WORK INSTRUCTIONS: Go through the records and report each line holding the string "basic".

ENTRIES SUPPLIED:
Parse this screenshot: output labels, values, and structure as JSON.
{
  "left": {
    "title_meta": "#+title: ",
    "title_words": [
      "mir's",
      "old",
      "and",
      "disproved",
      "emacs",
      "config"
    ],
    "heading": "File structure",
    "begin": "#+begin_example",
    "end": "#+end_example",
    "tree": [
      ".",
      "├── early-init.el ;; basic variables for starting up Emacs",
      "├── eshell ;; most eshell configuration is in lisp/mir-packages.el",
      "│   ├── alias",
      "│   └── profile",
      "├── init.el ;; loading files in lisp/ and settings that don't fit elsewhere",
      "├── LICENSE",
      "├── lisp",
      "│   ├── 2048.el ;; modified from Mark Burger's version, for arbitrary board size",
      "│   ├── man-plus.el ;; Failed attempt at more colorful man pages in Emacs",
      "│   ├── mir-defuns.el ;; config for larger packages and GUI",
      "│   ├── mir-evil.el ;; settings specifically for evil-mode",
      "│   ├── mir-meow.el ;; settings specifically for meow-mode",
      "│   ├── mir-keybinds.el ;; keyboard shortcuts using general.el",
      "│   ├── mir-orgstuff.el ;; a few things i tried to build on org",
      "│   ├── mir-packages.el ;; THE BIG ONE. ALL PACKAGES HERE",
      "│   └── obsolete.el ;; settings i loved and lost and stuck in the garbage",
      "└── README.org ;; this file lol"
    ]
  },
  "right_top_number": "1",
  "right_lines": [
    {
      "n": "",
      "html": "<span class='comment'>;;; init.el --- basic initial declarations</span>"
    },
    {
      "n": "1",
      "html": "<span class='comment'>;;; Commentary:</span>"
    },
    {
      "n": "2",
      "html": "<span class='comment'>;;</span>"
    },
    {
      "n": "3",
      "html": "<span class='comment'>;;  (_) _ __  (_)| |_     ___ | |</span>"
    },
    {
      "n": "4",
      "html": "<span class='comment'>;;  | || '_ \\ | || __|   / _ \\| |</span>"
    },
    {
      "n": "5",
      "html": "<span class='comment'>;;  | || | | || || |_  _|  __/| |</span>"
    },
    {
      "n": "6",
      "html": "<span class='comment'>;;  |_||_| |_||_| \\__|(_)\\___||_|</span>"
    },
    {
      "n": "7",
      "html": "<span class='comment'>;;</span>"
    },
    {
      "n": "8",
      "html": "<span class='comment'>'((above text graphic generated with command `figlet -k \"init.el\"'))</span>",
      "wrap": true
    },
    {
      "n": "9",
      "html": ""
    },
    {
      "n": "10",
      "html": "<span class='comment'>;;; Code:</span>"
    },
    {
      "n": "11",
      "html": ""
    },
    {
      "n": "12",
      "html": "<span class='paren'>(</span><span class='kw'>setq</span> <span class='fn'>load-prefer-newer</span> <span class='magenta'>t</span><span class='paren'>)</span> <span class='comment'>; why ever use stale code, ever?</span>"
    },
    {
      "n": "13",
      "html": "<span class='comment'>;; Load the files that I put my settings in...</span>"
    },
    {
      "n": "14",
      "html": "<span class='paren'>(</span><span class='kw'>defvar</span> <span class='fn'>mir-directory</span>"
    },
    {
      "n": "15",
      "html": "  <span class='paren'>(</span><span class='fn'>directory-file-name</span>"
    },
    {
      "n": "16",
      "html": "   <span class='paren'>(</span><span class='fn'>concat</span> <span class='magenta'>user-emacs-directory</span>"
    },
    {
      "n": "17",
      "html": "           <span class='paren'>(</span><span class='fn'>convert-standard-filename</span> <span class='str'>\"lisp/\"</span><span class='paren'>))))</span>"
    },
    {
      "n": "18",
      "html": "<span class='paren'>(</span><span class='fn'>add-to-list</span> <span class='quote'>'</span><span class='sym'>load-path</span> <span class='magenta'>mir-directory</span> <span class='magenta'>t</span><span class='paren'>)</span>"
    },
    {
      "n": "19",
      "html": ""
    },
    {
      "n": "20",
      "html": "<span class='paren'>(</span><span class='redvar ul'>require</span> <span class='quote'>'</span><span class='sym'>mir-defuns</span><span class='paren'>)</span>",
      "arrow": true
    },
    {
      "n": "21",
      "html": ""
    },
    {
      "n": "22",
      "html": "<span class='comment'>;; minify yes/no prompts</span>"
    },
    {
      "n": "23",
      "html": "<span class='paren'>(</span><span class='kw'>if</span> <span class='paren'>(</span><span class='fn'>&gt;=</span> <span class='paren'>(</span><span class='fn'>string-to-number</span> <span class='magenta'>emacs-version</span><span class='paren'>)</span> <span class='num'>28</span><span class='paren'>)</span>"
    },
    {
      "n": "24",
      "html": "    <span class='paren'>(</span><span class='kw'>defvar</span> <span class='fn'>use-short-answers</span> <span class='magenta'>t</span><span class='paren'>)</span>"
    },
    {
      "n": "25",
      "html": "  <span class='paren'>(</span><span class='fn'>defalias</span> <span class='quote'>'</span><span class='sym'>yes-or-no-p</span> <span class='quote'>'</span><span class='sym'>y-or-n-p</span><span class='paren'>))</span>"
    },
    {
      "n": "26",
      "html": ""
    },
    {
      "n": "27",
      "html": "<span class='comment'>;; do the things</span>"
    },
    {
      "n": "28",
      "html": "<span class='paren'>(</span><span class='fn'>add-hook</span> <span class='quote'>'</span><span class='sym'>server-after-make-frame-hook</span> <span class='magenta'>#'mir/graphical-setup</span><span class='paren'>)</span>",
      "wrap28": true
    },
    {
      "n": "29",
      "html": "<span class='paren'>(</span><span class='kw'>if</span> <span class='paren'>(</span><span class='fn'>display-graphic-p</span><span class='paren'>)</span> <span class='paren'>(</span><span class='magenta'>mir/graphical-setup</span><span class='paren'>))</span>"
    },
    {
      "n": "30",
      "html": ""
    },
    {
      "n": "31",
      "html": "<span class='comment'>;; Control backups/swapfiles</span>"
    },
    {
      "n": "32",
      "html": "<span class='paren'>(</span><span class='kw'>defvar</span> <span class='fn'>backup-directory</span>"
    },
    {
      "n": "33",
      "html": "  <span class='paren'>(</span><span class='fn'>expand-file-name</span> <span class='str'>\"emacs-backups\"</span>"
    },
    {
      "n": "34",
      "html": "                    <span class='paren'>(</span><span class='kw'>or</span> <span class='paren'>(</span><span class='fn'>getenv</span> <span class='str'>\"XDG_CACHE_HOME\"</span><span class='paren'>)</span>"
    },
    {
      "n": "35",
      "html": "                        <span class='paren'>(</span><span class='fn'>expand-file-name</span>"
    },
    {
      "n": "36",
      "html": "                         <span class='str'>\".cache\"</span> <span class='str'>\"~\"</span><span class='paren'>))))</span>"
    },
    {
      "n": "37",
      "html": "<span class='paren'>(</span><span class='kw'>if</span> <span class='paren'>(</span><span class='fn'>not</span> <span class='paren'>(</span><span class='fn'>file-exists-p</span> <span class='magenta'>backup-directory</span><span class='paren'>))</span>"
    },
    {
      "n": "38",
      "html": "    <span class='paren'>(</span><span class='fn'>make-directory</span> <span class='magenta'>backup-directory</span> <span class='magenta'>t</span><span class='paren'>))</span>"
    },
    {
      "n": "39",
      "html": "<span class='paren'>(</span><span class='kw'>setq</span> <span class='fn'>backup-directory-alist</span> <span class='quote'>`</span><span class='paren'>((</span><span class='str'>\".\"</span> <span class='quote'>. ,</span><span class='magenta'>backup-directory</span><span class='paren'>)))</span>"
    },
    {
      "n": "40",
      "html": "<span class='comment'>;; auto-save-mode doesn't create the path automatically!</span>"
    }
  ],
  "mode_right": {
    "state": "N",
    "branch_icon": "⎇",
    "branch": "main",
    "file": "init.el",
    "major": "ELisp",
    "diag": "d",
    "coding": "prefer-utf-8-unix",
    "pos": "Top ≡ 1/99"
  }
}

SOLUTION:
      "├── early-init.el ;; basic variables for starting up Emacs",
      "html": "<span class='comment'>;;; init.el --- basic initial declarations</span>"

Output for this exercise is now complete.